Task statement:
A single number is expected: the count of lines in the entries below that contain "icon".

Entries supplied START

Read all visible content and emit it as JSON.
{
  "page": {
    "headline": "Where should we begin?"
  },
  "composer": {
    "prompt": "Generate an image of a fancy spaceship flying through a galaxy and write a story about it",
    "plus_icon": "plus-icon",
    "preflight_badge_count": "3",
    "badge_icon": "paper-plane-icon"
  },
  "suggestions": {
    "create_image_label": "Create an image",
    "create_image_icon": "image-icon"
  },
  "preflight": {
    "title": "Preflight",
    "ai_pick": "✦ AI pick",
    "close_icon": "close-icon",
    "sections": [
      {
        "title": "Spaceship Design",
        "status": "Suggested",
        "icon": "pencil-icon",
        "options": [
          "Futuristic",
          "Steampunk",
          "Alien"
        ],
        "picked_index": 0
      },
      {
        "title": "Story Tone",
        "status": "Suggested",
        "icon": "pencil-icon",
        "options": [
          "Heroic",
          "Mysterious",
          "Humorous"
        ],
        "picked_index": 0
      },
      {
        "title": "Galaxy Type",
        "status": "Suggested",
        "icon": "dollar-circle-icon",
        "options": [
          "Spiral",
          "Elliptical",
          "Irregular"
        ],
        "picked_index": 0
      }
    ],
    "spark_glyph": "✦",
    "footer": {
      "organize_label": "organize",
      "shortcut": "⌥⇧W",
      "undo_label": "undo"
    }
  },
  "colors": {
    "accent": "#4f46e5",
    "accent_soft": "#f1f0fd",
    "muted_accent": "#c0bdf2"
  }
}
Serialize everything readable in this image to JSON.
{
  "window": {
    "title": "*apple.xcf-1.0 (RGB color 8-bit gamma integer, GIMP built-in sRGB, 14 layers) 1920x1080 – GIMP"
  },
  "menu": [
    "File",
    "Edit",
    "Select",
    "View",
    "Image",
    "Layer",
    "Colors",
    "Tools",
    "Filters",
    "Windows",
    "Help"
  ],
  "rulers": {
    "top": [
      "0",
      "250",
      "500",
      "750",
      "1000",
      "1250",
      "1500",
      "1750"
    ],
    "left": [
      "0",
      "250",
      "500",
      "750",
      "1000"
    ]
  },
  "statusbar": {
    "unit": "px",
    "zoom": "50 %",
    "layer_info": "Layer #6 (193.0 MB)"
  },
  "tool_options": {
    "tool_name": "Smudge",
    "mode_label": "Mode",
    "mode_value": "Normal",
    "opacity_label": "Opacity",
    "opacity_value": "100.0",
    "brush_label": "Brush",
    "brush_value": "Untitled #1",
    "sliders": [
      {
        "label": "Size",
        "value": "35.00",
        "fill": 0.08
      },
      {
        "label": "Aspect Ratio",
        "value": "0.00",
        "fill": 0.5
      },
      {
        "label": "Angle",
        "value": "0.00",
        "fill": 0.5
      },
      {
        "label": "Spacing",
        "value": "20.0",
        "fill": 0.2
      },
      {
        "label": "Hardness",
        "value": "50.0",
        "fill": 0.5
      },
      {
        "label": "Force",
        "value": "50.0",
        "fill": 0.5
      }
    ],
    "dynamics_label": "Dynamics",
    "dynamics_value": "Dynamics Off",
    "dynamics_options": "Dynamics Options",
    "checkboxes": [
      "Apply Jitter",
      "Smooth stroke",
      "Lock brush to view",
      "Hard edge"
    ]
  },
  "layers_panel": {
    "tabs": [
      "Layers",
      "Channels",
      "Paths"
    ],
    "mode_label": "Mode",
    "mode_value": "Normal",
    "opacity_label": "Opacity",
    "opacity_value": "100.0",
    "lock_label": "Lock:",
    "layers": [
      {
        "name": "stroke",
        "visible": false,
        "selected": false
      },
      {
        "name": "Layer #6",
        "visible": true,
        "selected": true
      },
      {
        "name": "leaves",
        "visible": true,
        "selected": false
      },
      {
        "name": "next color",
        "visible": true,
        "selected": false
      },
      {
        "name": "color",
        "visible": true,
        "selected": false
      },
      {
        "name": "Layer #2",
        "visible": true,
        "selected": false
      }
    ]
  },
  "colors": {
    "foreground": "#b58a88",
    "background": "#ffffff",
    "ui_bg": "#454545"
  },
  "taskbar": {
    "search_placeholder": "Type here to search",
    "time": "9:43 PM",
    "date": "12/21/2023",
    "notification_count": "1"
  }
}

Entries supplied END

Task result:
7